Retaliation claims are a growing area of employment claims in Texas and federal courts. Retaliation applies to employment discrimation, wage claims, overtime pay, FMLA, retirement benefits claims and other areas of employment law. These claims arise when an employee complains to the employer of some violation of law that occurred to the employee or another employee and the employer responds by doing something negative to the complaining employee.
Retaliation claims in Texas employment law
Employers and their managers learned it often pays to deal with workplace problems that result in violations of employment laws. Inevitably some managers retaliate against employees who were victims of the employer’s conduct or the workplace environment. Sometimes it happens because the complaint created an uncomfortable or even hostile relationship between management and the complaining and/or employee. Sometimes it happens because management makes a conscious decision to punish or get rid of “troublemakers”.
The law protects the rights of employees to bring complaints to the employer when the employment relationship violates the law (and in some cases, you may have to tell the employer first); without protection for employees who complain about workplace law violations it would be very difficult to have any enforcement of employment laws.
Employment discrimination and retaliation lawsuits in Dallas and Fort Worth with an employment attorney
Retaliation claims arise from many employees, even those who did not suffer the initial violations. Retaliation claims can arise by the victim of the underlying violation when the employer (or its managers) retaliates for making an internal complaint, bringing a lawsuit, or making an administrative complaint to a government agency. They can be brought by other employees who made an internal complaint to management or complaint to a government agency.
Retaliation may be as severe as termination but definitely includes lesser acts.
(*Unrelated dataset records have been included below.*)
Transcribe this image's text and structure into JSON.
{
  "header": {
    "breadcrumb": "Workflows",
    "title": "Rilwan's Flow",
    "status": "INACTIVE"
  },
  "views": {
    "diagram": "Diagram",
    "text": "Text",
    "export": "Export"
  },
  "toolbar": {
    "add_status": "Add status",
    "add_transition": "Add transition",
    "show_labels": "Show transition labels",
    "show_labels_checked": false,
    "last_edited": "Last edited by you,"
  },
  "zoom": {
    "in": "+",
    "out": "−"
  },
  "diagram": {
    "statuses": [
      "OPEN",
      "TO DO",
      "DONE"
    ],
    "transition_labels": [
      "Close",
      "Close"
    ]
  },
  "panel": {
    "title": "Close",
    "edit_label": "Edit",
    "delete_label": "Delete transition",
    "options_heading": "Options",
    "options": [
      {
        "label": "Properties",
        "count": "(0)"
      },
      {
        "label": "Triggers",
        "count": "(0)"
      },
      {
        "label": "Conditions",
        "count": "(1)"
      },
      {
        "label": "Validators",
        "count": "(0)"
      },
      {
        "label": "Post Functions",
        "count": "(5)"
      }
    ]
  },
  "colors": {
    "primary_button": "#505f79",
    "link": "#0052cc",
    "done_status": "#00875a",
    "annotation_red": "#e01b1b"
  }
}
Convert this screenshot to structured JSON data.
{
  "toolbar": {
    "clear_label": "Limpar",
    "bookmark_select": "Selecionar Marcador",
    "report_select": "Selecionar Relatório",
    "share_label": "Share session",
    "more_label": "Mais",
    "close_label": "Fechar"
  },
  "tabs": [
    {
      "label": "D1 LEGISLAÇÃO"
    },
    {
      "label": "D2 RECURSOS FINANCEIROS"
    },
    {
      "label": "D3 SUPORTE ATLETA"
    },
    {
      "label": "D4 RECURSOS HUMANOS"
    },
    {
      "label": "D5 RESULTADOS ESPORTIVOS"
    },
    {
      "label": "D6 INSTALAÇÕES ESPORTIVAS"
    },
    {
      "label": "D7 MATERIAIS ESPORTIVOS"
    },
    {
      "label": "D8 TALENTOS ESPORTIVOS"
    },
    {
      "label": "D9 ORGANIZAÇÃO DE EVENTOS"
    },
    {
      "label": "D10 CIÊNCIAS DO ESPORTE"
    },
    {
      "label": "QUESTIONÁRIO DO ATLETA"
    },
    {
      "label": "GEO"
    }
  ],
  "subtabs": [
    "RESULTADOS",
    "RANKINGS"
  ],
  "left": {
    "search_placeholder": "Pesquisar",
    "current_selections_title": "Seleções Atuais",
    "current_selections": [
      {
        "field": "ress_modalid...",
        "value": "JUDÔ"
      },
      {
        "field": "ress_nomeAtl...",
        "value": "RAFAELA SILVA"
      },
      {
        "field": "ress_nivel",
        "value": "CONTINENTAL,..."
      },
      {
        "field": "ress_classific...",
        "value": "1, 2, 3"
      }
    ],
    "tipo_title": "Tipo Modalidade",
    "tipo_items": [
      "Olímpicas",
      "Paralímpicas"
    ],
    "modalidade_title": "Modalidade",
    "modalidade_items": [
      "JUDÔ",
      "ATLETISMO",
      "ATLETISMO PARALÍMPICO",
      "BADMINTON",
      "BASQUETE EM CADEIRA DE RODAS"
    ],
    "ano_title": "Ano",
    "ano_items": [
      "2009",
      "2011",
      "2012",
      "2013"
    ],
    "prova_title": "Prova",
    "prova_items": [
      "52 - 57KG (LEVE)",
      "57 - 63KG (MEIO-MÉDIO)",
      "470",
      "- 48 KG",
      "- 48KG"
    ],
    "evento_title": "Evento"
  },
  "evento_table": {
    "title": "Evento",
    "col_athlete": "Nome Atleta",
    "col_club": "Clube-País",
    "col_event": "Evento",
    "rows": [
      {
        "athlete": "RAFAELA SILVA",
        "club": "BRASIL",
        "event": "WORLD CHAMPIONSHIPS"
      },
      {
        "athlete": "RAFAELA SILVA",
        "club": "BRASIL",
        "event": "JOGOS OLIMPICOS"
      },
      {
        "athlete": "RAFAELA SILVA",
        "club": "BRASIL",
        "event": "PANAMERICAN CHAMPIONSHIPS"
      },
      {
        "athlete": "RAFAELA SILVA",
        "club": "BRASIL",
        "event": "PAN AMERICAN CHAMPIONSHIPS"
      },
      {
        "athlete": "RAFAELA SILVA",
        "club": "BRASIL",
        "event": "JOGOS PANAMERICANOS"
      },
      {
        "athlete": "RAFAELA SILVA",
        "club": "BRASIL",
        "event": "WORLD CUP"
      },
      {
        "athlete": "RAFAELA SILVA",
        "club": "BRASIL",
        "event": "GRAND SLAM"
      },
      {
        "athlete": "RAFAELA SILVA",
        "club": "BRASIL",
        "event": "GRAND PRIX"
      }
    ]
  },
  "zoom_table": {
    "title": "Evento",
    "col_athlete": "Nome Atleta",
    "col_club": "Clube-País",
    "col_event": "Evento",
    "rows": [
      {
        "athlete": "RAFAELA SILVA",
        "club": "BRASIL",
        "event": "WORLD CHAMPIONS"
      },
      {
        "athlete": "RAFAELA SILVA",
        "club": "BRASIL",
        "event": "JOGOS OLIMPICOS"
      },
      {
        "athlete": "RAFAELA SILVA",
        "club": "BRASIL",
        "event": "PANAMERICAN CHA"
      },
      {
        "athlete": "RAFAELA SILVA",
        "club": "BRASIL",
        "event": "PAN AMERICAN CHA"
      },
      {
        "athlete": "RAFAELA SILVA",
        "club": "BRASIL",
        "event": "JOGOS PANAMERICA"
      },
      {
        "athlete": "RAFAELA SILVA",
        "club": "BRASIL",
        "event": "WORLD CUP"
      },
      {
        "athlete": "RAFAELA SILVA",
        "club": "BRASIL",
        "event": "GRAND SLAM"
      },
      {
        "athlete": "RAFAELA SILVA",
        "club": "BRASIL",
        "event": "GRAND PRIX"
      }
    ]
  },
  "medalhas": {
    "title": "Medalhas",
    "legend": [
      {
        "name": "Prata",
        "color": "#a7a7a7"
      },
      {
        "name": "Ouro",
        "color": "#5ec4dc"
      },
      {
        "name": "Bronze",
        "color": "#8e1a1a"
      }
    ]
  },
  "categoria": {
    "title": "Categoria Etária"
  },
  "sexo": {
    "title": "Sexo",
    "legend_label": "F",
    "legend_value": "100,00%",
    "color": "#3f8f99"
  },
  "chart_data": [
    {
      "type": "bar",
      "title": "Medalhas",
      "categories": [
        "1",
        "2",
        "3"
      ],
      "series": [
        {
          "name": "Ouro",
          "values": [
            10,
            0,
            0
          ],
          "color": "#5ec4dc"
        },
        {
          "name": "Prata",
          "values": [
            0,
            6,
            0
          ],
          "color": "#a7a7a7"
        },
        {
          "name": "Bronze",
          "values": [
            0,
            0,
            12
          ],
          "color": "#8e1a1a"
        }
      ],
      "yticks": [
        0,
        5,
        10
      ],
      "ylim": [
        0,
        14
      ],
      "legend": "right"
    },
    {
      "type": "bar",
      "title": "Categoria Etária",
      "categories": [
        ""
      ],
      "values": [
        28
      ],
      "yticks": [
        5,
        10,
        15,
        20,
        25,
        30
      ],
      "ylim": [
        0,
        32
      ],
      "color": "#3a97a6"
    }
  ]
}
An employer might retaliate by increasing the improper conduct (particularly in the case of discrimination), cutting pay, cutting overtime opportunities, cutting promotion opportunities, increasing scrutiny to find “legitimate” reasons to punish the employees, demotion, creating a hostile relationship, changing schedules, changing work assignments and so on. Retaliation claims require proving that these acts were intentional and related to the complaint, suit, or charge.